Nothing starts fires quicker than heat lamps. And, In most cases, just a simple pile of hay will do the trick. For that reason, I rely on heat lamps only in extremely cold weather conditions.
How and When to Use Your DIY Goat Kid Pen
Once my does have kidded, I like to keep them in the birthing stall for 2 weeks. This allows for the new family to bond and for me to be sure all the kids are getting enough to eat. It also allows me to monitor the mother to be sure she is not developing any udder issues such as Mastitis.
When the new moms and kids are put back into the herd I have the kid pen all setup and opened right away. This is good for the kids to explore things and get used to being in there without mom. More often than not, the kids will begin using it on their own.
At two weeks I let the kids sleep in the pen if they choose to do so. The moms are fine since they can see their babies at all times through the fencing.
I had a wonderful first freshener a few years ago, that insisted on being in the pen with her doeling. She would sleep the first few hours with her head inside the kid pen keeping an eye on her little one.
I just love her!
I do not lock my kids in at night until they are 2 weeks of age. This is usually the time when I start milking my does. Separating the kids from mom at this time during the evening hours helps begin the weaning process. It also ensures a full udder for me to milk in the morning. Once I am done milking the babies are reunited with mom so they can nurse.
SLCG PRO TIP: Do not worry that your doe will not have enough milk for you and her kids. The moms are able to hold back enough milk for their kids while giving you enough at milking time as well.
I hope this helps you out a bit, I had no idea what a kid pen was when I first started with goats. I kept my babies in with their mom’s for weeks thinking this was the right thing to do.
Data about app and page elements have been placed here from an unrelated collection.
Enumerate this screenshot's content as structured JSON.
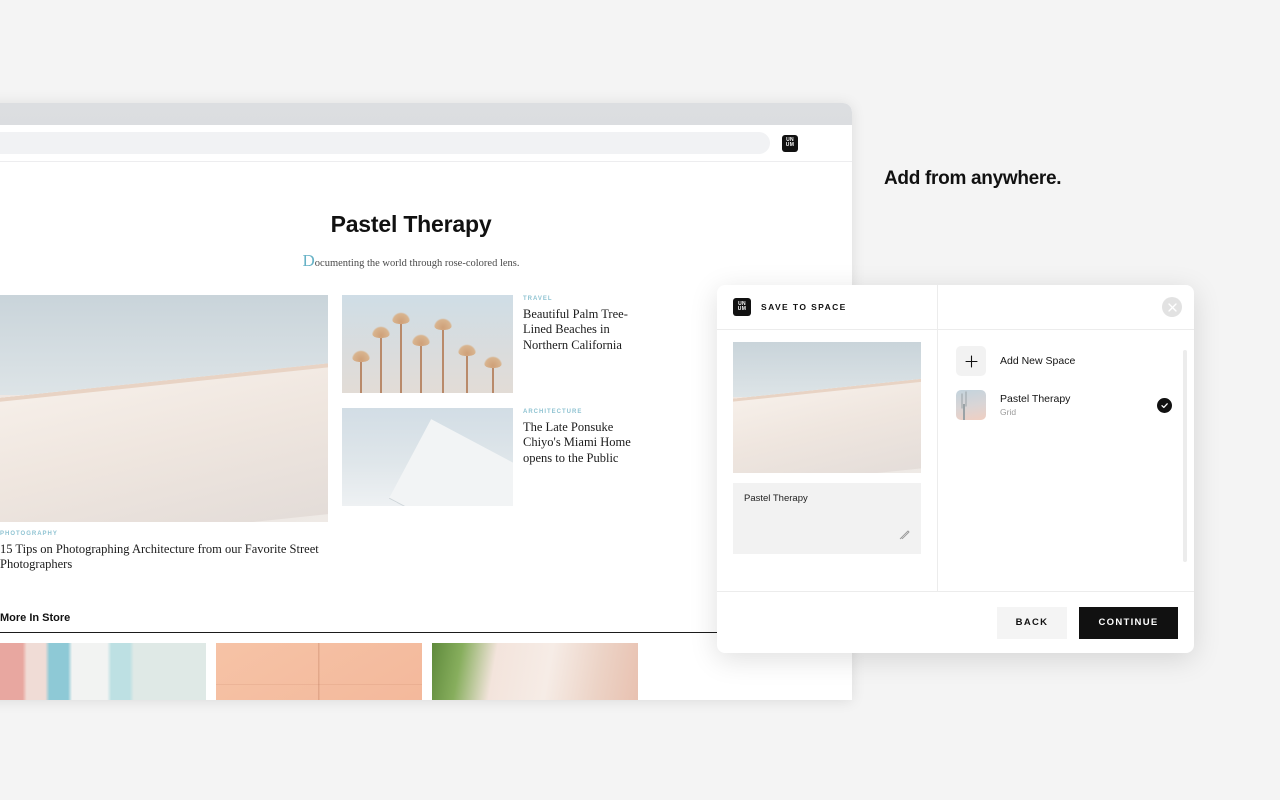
{
  "promo": {
    "headline": "Add from anywhere."
  },
  "browser": {
    "address_value": "",
    "address_placeholder": "",
    "extension_icon": "unum-logo-icon",
    "logo_top": "UN",
    "logo_bottom": "UM"
  },
  "site": {
    "title": "Pastel Therapy",
    "subtitle_dropcap": "D",
    "subtitle_rest": "ocumenting the world through rose-colored lens.",
    "hero": {
      "category": "PHOTOGRAPHY",
      "headline": "15 Tips on Photographing Architecture from our Favorite Street Photographers"
    },
    "side_articles": [
      {
        "category": "TRAVEL",
        "headline": "Beautiful Palm Tree-Lined Beaches in Northern California",
        "thumb": "palm-trees-photo"
      },
      {
        "category": "ARCHITECTURE",
        "headline": "The Late Ponsuke Chiyo's Miami Home opens to the Public",
        "thumb": "modern-building-photo"
      }
    ],
    "more_section": {
      "heading": "More In Store",
      "cards": [
        "pastel-doorways-photo",
        "peach-wall-photo",
        "bougainvillea-house-photo"
      ]
    }
  },
  "modal": {
    "logo_top": "UN",
    "logo_bottom": "UM",
    "title": "SAVE TO SPACE",
    "close_icon": "close-icon",
    "preview": {
      "image": "building-preview-photo",
      "caption": "Pastel Therapy",
      "edit_icon": "pencil-icon"
    },
    "spaces": [
      {
        "label": "Add New Space",
        "sub": "",
        "icon": "plus-icon",
        "selected": false
      },
      {
        "label": "Pastel Therapy",
        "sub": "Grid",
        "icon": "space-thumbnail",
        "selected": true
      }
    ],
    "buttons": {
      "back": "BACK",
      "continue": "CONTINUE"
    }
  },
  "colors": {
    "accent": "#8fc3d2",
    "dark": "#111111",
    "page_bg": "#f4f4f4",
    "panel": "#f2f2f2"
  }
}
Unfortunately, I was doing more harm than good. That first year weening was just horrible because the kids were not used to being without their moms at all. Now, with the kid pen introduced early on the idea of separating moms and kids is much less stressful and just another part of our daily routine.
Today, I understand how important socialization is to goats for both the moms and the babies. It also teaches the kids to fend for themselves early on so they grow into a more confident herd member rather than a timid one.
As with anything, slow and steady is the best way. 🙂
Since I wrote this post quite a few years ago, I have learned a few lessons when setting up a goat kid pen. Not only is my goal to keep the baby goats inside where it is safe, but it also my goal to keep the larger goats out as well. Now I am using cattle panels to build our kid pen. These panels are 5 foot high and that seems to be enough to keep my adult goats outside and away from the baby goats. Even my high “jumpers” are not able to clear 5′ when inside of the barn.
This pen was made quite easily and by myself actually, so that says quite a bit of the simplicity of it. I drove in heavy-duty gardening stakes into our barn floor which is dirt. I find that about 1-2 feet deep is enough to really stabilize the fence. I then curved the cattle panels around and attached the fence to the stakes with heavy-duty zip ties.
Since the opening of the panels were still large enough to allow some of my smaller kids to get through, I put up a second fence panel at the bottom staggering the openings minimizing the holes.
Not sure what goat is the best fit for your family? READ: GOAT BREEDS and pick the best one for you.
Have you built a DIY goat kid pen and would like to share a tip, please do so below. I would love to learn from you!